          SHE smells like sweet decay and hot sap. The vines are throwing all the forbidden fruits into the pyre. Paloma joins in, at first apologizing but then throwing harder and faster. The fire outgrows HER; the petals curl and catch, they seep red into the floor. Paloma fumbles back knowing that HER blood is, at best, scalding, if not entirely caustic. 

          She trips but doesn’t hit the floor. The vines still have her; their hands always there, grasping her wrists, guiding her feet, pulling on her hair. They catch her and they lift.  

          “little dove.” 

          Their limbs wrap around her body, folding her in, in, in. Paloma remembers the word clothes, and blankets, and straitjacket. 

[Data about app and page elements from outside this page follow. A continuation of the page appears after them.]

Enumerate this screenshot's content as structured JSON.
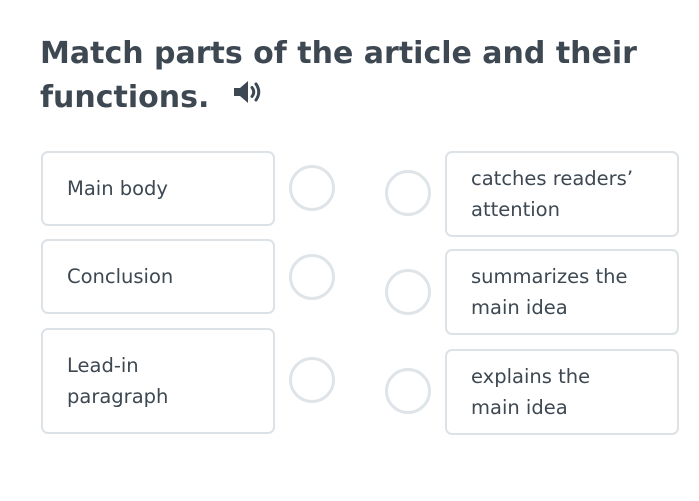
{
  "title": "Match parts of the article and their functions.",
  "icons": {
    "audio": "speaker-volume-icon"
  },
  "left_items": [
    {
      "label": "Main body"
    },
    {
      "label": "Conclusion"
    },
    {
      "label": "Lead-in paragraph"
    }
  ],
  "right_items": [
    {
      "label": "catches readers’ attention"
    },
    {
      "label": "summarizes the main idea"
    },
    {
      "label": "explains the main idea"
    }
  ],
  "colors": {
    "text": "#3d4852",
    "border": "#dde2e6",
    "radio_border": "#dfe4e8"
  }
}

           “can you hear it.” 

          Suspended far above HER now, she can see the greenhouse cracking. Palms of glass unfold their fingers, feeling out the air for some direction on what to do next. The vines are fast to respond, and the windows to the outside get smaller until they are nothing. Paloma watches them smother the dying greenhouse in darkness. She remembers the words cradle, womb, C section, stillbirth. 

          “they still want to know. do you?” 

          Their hands cover her eyes, turn her around in their limbs. She can no longer tell if she is being raised to the sky or brought down to earth. The light is gone but smoke gets through: every scent that has and could ever exist plumes into the sky. The plane will come, not because it is lured but because it is curious. The pilot will circle and see a dome of what their mind will say is glass, for lack of a better word. They will meet her, either with a rescue or a crash. 


          Milk. That was the word. 



K. Victoria Hernandez

K. Victoria Hernandez is a speculative short fiction writer, early career ecologist, and 2/3rd generation Latina. She attended the Clarion Science Fiction & Fantasy Workshop in 2018 and graduated with a B.S. in Ecology from UC San Diego the following year. Her work has since been featured in Cotton Xenomorph and Daily Science Fiction. She lives in Southern California, surrounded by books, plants, and a few minor poisons.

Tammy Nguyễn

Tammy Nguyễn is a multimedia artist that works with 3D animation, photography, and all things digital graph-x. A frequent collaborator with other artists and musicians (Nite Jewel, Harriet Brown, Ana Roxanne, etc.), her work is best described as deep-n-phunky.